UMD AOSC-ESSIC Joint Seminar

Too Smart for Our Own Good


Dr. Craig Dilworth

Uppsala University, Sweden
Department of Philosophy

This seminar, based on my book with the same title (Cambridge, 2010), concerns the development of humankind, and the mechanism in that development that has led us to the ecological problems we are now facing.

As should be clear to everyone, we are destroying our natural environment at a constantly increasing pace, and in so doing undermining the preconditions of our own existence. Why is this so? In the book I show that our ecologically disruptive behaviour is in fact rooted in our very nature as a species. Drawing on evolution theory, biology, anthropology, archaeology, economics, environmental science and history, I discuss the ecological predicament of humankind by placing it in the context of a truly scientific theory of our speciesí development.

This theory is based on what I call the vicious circle principle (VCP). According to the VCP, over the 200,000 years of our speciesí existence, our development has consisted in a succession of revolutions from situations of scarcity or need, to technological innovation, to surplus, to population growth, and then back again to scarcity, with a larger population than in the previous instance of scarcity. Among other things, the theory explains how, in terms of the turning of the vicious circle, humans differ from other animals in that our total population has constantly grown, as has our resource use and pollution, while theirs have not. capacity, nurture a highly trained workforce, and engage the global user community, policymakers and stakeholders.

In the seminar I will present the VCP in greater detail, and show how it applies to the whole of our existence.

January 31, 2011, Monday

Seminar: 12:00-1:00pm

M-Square Building, Large Conference Room
Lunch will be served.
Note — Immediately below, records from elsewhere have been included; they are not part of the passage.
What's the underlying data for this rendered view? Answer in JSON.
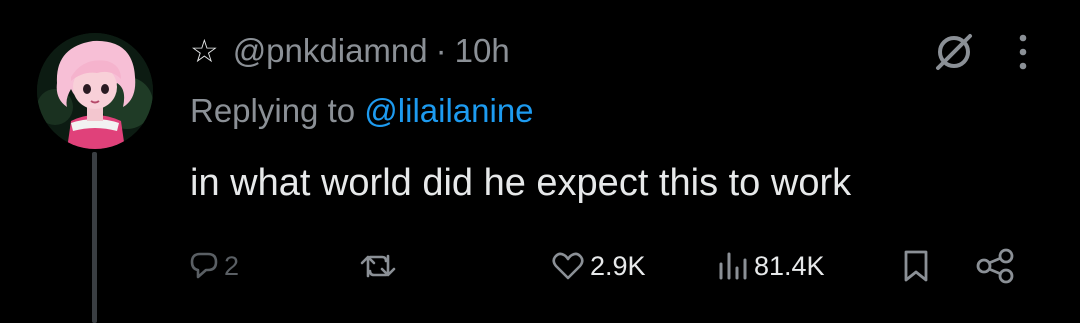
{
  "tweet": {
    "handle": "@pnkdiamnd",
    "separator": "·",
    "time": "10h",
    "replying_prefix": "Replying to",
    "replying_to": "@lilailanine",
    "text": "in what world did he expect this to work",
    "star_icon": "star-icon"
  },
  "actions": {
    "reply_count": "2",
    "retweet_count": "",
    "like_count": "2.9K",
    "views_count": "81.4K"
  },
  "colors": {
    "background": "#000000",
    "text": "#e7e9ea",
    "muted": "#8b9096",
    "mention": "#1d9bf0"
  }
}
[Contact: Professor Eugenia Kalnay]
[AOSC | Seminar | Directions | Parking]
[ESSIC | Seminar]

AOSC 818. Frontiers in Atmosphere, Ocean, Climate, and Synoptic Meteorology Research